Since my wife and I started sharing Amazon Prime, it has meant that books which I buy now appear on her Kindle, and vice versa.
I started, and finished March then by reading two of her Kindle novels.
The first was The Girl On the Train by Paula Hawkins (ISBN 978-0552779777, 414 pages). I confess to having preconceptions of what this mass-market novel, and subsequent film – which I have not seen – would be like.
I was pleasantly surprised. I thought it was a very good read: a plot which was on the whole convincing, and which kept you engaged. Which of us has not looked at houses as we pass them on the train and has not wondered what goes on within them; or glimpsed people in kitchens or in their gardens and guessed at what their lives are like.
My second read was Utopia For Realists by Rutger Bregman (ISBN 978-1408890264 8, 299 pages), a factual work on economics and politics, which I read over 36 hours on two flights. This book, originally published in the Netherlands, and now in English in an excellent translation, is a terrific read.

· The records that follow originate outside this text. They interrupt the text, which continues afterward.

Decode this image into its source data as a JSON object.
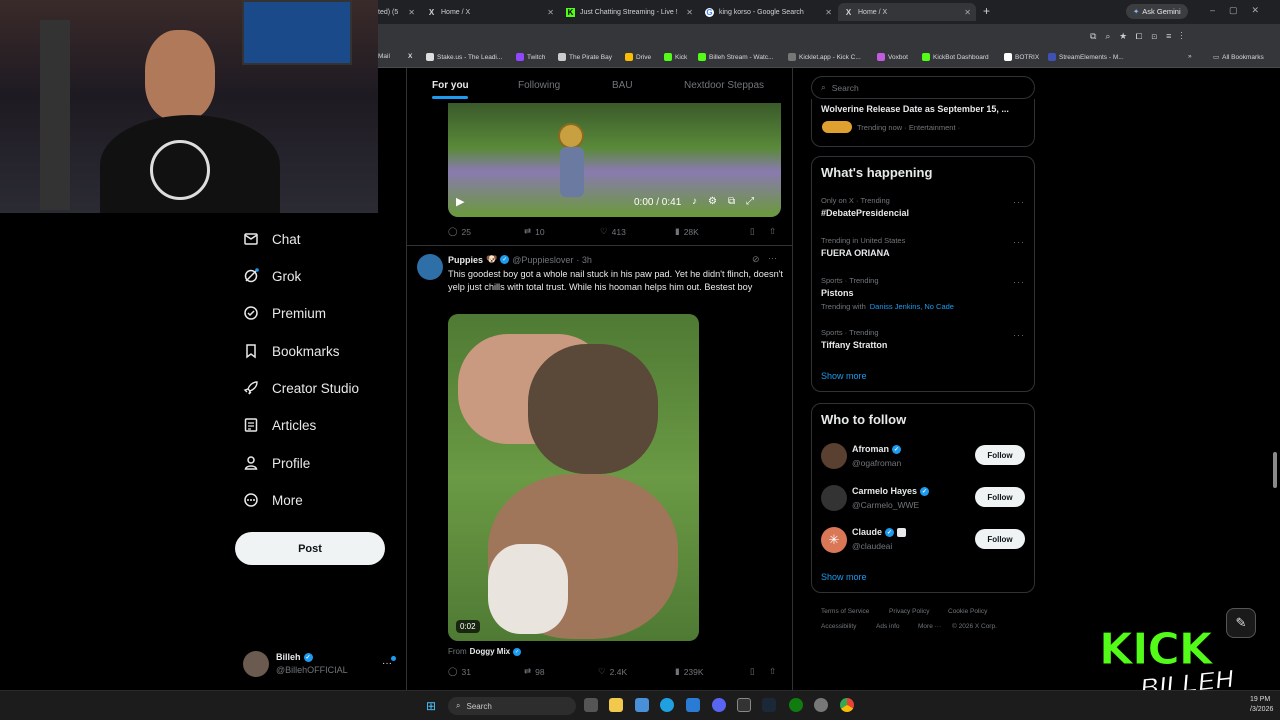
{
  "browser": {
    "tabs": [
      {
        "label": "ted) (5",
        "fav": ""
      },
      {
        "label": "Home / X",
        "fav": "X"
      },
      {
        "label": "Just Chatting Streaming - Live !",
        "fav": "K"
      },
      {
        "label": "king korso - Google Search",
        "fav": "G"
      },
      {
        "label": "Home / X",
        "fav": "X"
      }
    ],
    "new_tab": "+",
    "gemini": "Ask Gemini",
    "bookmarks": [
      "Mail",
      "",
      "Stake.us - The Leadi...",
      "Twitch",
      "The Pirate Bay",
      "Drive",
      "Kick",
      "Billeh Stream - Watc...",
      "Kicklet.app - Kick C...",
      "Voxbot",
      "KickBot Dashboard",
      "BOTRIX",
      "StreamElements - M..."
    ],
    "all_bookmarks": "All Bookmarks",
    "colors": {
      "accent": "#1d9bf0",
      "kick": "#53fc18"
    }
  },
  "nav": {
    "items": [
      "Chat",
      "Grok",
      "Premium",
      "Bookmarks",
      "Creator Studio",
      "Articles",
      "Profile",
      "More"
    ],
    "post": "Post"
  },
  "account": {
    "name": "Billeh",
    "handle": "@BillehOFFICIAL",
    "more": "···"
  },
  "feed": {
    "tabs": [
      "For you",
      "Following",
      "BAU",
      "Nextdoor Steppas"
    ],
    "video1": {
      "time": "0:00 / 0:41",
      "stats": {
        "replies": "25",
        "reposts": "10",
        "likes": "413",
        "views": "28K"
      }
    },
    "tweet": {
      "name": "Puppies",
      "emoji": "🐶",
      "handle": "@Puppieslover",
      "time": "· 3h",
      "text": "This goodest boy got a whole nail stuck in his paw pad. Yet he didn't flinch, doesn't yelp just chills with total trust. While his hooman helps him out. Bestest boy",
      "duration": "0:02",
      "from_label": "From",
      "from": "Doggy Mix",
      "stats": {
        "replies": "31",
        "reposts": "98",
        "likes": "2.4K",
        "views": "239K"
      }
    }
  },
  "right": {
    "search_placeholder": "Search",
    "top_trend": {
      "title": "Wolverine Release Date as September 15, ...",
      "meta": "Trending now · Entertainment ·"
    },
    "happening_title": "What's happening",
    "trends": [
      {
        "meta": "Only on X · Trending",
        "name": "#DebatePresidencial"
      },
      {
        "meta": "Trending in United States",
        "name": "FUERA ORIANA"
      },
      {
        "meta": "Sports · Trending",
        "name": "Pistons",
        "with": "Trending with",
        "with_links": "Daniss Jenkins, No Cade"
      },
      {
        "meta": "Sports · Trending",
        "name": "Tiffany Stratton"
      }
    ],
    "show_more": "Show more",
    "who_title": "Who to follow",
    "follow": [
      {
        "name": "Afroman",
        "handle": "@ogafroman"
      },
      {
        "name": "Carmelo Hayes",
        "handle": "@Carmelo_WWE"
      },
      {
        "name": "Claude",
        "handle": "@claudeai"
      }
    ],
    "follow_label": "Follow",
    "footer": [
      "Terms of Service",
      "Privacy Policy",
      "Cookie Policy",
      "Accessibility",
      "Ads info",
      "More ···",
      "© 2026 X Corp."
    ]
  },
  "overlay": {
    "kick": "KICK",
    "billeh": "BILLEH"
  },
  "taskbar": {
    "search": "Search",
    "clock": "19 PM",
    "date": "/3/2026"
  }
}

It sets out the case for Universal Basic Income (UBI) in a convincing way – and looks at complementary measures which would be needed to accompany such an economic shift: including a reduction in the working week, a more open approach to immigration and so on. Along the way it throws up some startling historic facts, backed up by research and studies. The most arresting of these was that the closest that the West has come to implementing UBI in recent history was under Richard Nixon in the USA. He was ultimately persuaded not to do do by an aide who misunderstood, or misrepresented the Speenhamland experiment from 18th century England.
My third book of the month was a secondhand collection of photos by Josef Sudek in the Pardon 55 series (ISBN 9780714841684, 128 pages). While I recognised Sudek’s name, I knew little of his work, and almost nothing of his long life or career spent mostly in his native Czechoslovakia. Such a compilation is interesting as a taster, and shows his style develop, often in the perspective of emerging trends in European and American photography.
Having watched all four seasons of the Netflix drama. House of Cards, and having a memory of the original UK version from the late 1980s, I bought the Michael Hobbs novel, House of Cards (ISBN 978-0006176909, 384 pages) when it was on special offer over the new year break. This was a very good read, and funnier, albeit in a dark way than the US TV drama. I need to rewatch the UK TV version to compare – and read the two sequels at some time.
My final read of March was The Gustav Sonata (ISBN 978-1784700201, 320 pages) by Rose Tremain. This melancholic tale, with just a few episodes to lighten it, shows three phases in the life of Swiss boy. Perhaps the most interesting was the period before his birth, and features his father, the Assistant Chief of Police in a town near the German border, who struggles to remain humane in the support of fleeing German Jews. The central theme appears to be that everyone is dysfunctional to some degree.
Total pages read for March: 1,545